Parker was widely expected to win, since Philadelphia has been a Democratic Party-controlled city for over 70 years. The City Council member won the nomination of her party last spring in a primary contested between multiple candidates, ranging from openly pro-business candidates like herself and Rebecca Rhynhart to the pseudo-left Helen Gym, backed by the Democratic Socialists of America and Bernie Sanders.
Despite presenting her agenda as targeted to the “common sense” working person, the new mayor will do nothing to resolve the social crisis facing the working class of Philadelphia. In fact, Parker’s election signals a stepped-up attack on living standards, directed by the city’s business elite.
The Democratic candidate campaigned heavily on a law-and-order platform, taking advantage of fears over crime, itself driven by the city’s high level of poverty, and making pledges to increase the police force and support stop-and-frisk policies which allow law enforcement to stop anybody they deem “suspicious.”
Such policies will do nothing to help working people, and will only contribute to further episodes like the police murder of Eddie Irizarry, who was shot and killed by city police, despite being unarmed, only seconds after being pulled over in August.
The killing produced a large public outcry. Parker, for her part, did not go as far as to mention Irizarry’s name during the campaign. Her response to municipal judge Wendy Pew’s abrupt dismissal of all charges against former officer Mark Dial in late September was to state, “I am not going to play Monday morning quarterback and second-guess process, procedures, and protocols.” That is, she would accept officer Dial’s unconvincing explanation for the shooting of an unarmed person at face value.
Last month, a city judge reversed Pew’s ruling to dismiss all charges against Dial, insisting that the disgraced former officer face a trial.
Parker also advocated deploying the Pennsylvania National Guard in Philadelphia in the name of combating crime. In response to pushback against her ideas about the police, Parker has mouthed empty phrases, saying that as mayor she’d make sure that police get more “training and accountability measures.”
As an openly pro-business Democrat, Parker believes the cure to all of society’s ills lies in attracting corporate investment. In a post-election interview, she further explained her goals: “We need federal, state and local government, along with the private sector and philanthropic communities, to help us address the public health and safety.”
The city is currently home to 18 Fortune 500 corporations and, according to Technet, is on the top 20 list for best locations for technology startups. This is partially owing to its vast array of universities and higher education institutions, as well as the right-wing orientation of both capitalist parties.
Despite this, Philadelphia has remained mired in high levels of poverty. A 2020 Pew research paper states: “Among the nation’s 10 most populous cities, none has a higher proportion of cost-burdened households with low incomes than Philadelphia.” The document notes that this is especially the case in the sections of the city which voted most heavily for Parker in the primary and general election.

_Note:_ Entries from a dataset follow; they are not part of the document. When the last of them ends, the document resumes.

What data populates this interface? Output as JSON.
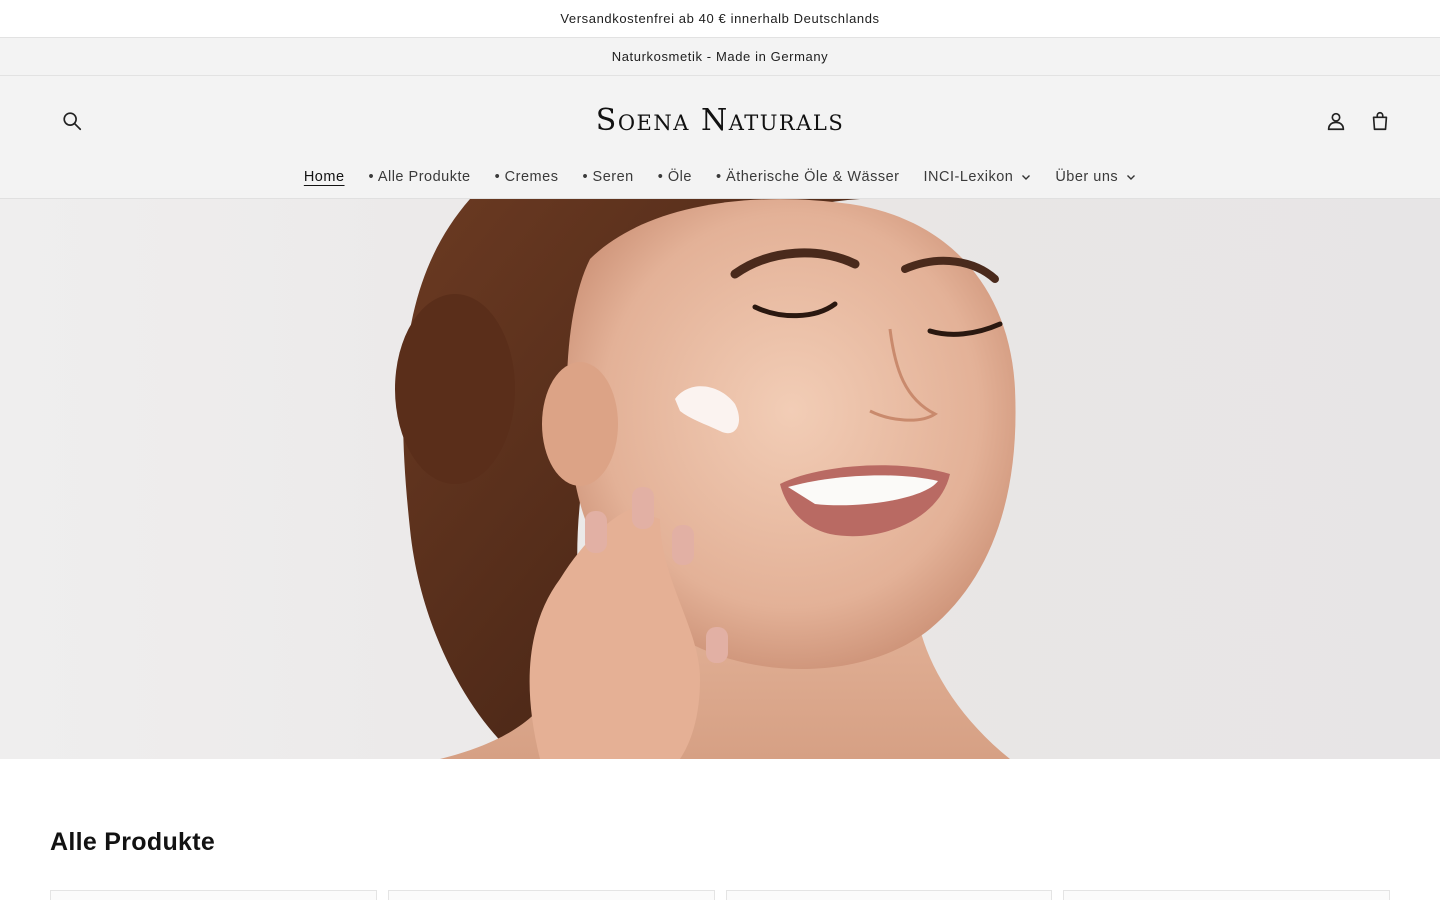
{
  "announcements": {
    "primary": "Versandkostenfrei ab 40 € innerhalb Deutschlands",
    "secondary": "Naturkosmetik - Made in Germany"
  },
  "header": {
    "logo": "Soena Naturals",
    "icons": {
      "search": "search-icon",
      "account": "account-icon",
      "cart": "cart-icon"
    }
  },
  "nav": {
    "items": [
      {
        "label": "Home",
        "active": true
      },
      {
        "label": "• Alle Produkte"
      },
      {
        "label": "• Cremes"
      },
      {
        "label": "• Seren"
      },
      {
        "label": "• Öle"
      },
      {
        "label": "• Ätherische Öle & Wässer"
      },
      {
        "label": "INCI-Lexikon",
        "dropdown": true
      },
      {
        "label": "Über uns",
        "dropdown": true
      }
    ]
  },
  "main": {
    "section_title": "Alle Produkte"
  },
  "colors": {
    "header_bg": "#f3f3f3",
    "text": "#121212",
    "hero_bg": "#ebe9e9"
  }
}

To compensate for these contradictions in her campaign, Parker also leaned heavily on appeals to race and gender, a staple tactic of the Democratic Party’s playbook. Both her campaign and news outlets referred to her status as a black woman and Parker herself told how she came from nothing and how she was “inspired” by reading the works of black women to become what she is today.
Significantly, Parker’s primary win, while still powered primarily on votes from the city’s impoverished neighborhoods, received less support from these voters than previously expected. An analysis in the Philadelphia Inquirer noted, “In this election, the lowest-income residents didn’t comprise a big chunk of the electorate, but delivered Parker a majority of their votes.”
The Inquirer elsewhere suggested that the city’s Democratic Party apparatus may be “fracturing” in regard to which candidates it chooses to put forward, a response to increasing levels of inequality after decades of Democratic Party dominance in the country’s sixth-largest city.
Parker has frequently spoken out about supporting local businesses and raising the minimum wage to $17.53 an hour, which, according to her, is the level of a livable wage. In fact, for a single mother with a child, $27.57 an hour at the very least is needed for a livable wage. Parker’s association with the city’s corrupt trade union establishment, including support from the International Brotherhood of Electrical Workers (IBEW) Local 98, reveals the revolving door between the city’s political groupings, big business and the labor bureaucracy.
IBEW Local 98 has a particularly corrupt history. Last year, its political director, Marita Crawford, was charged with four counts of wire fraud. Local 98 came out in support of Parker during her campaign.